We discussed other changes, like help with the stairs in my house. But I wasn’t ready to think beyond hand controls for my car. After I’d been sitting at the table for over an hour, however, severe nerve pain shot from my hip to my foot when I stood. I struggled to get things together for my next appointment. Thirty minutes earlier I’d balked at the notion I needed more assistant devices, yet could only limp to my car.
Rafael set the next step in motion and a month later I met Beth. Beth is an occupational therapist who asked more questions, tested my physical strength, and then took me driving in a van—with hand controls. I told her she's my hero because she gets in cars with people every day who've never touched hand controls and lets them drive. She sees beyond their handicaps and fights for potential.
I needed her vision that day.
We started with right-hand controls. Since my right side is weaker, I soon realized they wouldn’t work. Discouraged, I almost gave up. But Beth knew better and changed to left-hand controls. Due to full body weakness, they didn't solve the problem completely—but they helped. Since I've coordinated hands and feet playing piano for 35 years, we decided to leave the foot pedals uncovered when the hand controls were installed so I could share the load between my arms and my legs.
Before I left, Beth told me she understood my struggle. She’d watched many MS patients fight using a device that makes buttoning a shirt easier. To the patient, the device denotes defeat. Beth offered, “If it makes life easier and you can get to what you want to do faster, why allow yourself to get bogged down by how the shirt is buttoned? The equipment is here to help you live life beyond the daily tasks that get so hard.”
I couldn’t argue with her. It made sense. Hand controls. Walkers. Scooters. Chair lifts. They exist to ease mobility stress so I can enjoy life with fewer limits.

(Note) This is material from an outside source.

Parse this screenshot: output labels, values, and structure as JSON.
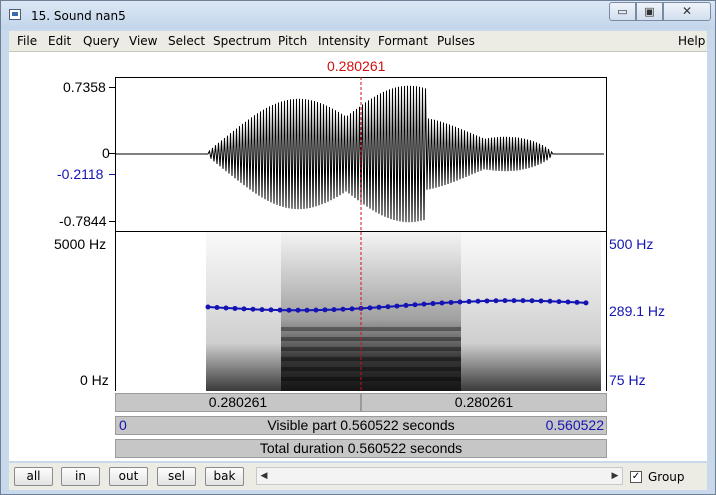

Cynthia and I met again a few weeks later to finalize plans. During our meeting I mentioned I’d recently submitted a story for consideration in a book but had to be careful about how much I typed each day. She decided to add an evaluation for Dragon Software into my plan. I met Bill at the store my husband and I own a few weeks before Christmas where he introduced me to computer voice technology. Another world opened, expanding boundaries that once limited productivity.
I’m still learning to use all my new tools; to integrate the new devices into my life. But I’m driving a mini-van with hand controls and writing this story with voice activation software. Minor mental skirmishes remind me of the war that once raged. But as I’ve accepted help and come to terms with the new outside me, the Susan that once was, and who had somewhat lost her way, is living again.
The day I drove my mini-van off the CarMax lot, I got an email from Bill. Someone from the Voc Rehab Department had chosen me to receive a year end award. My husband and I drove across town a few days later to attend their annual meeting and ceremony. I’d be lying if I didn’t say I’d rather have a Grammy sitting on my shelf. But when I stood with the team that had lifted from the depths of mud and mire, I couldn’t have been more grateful.
They taught me I’m disabled—but very much still me.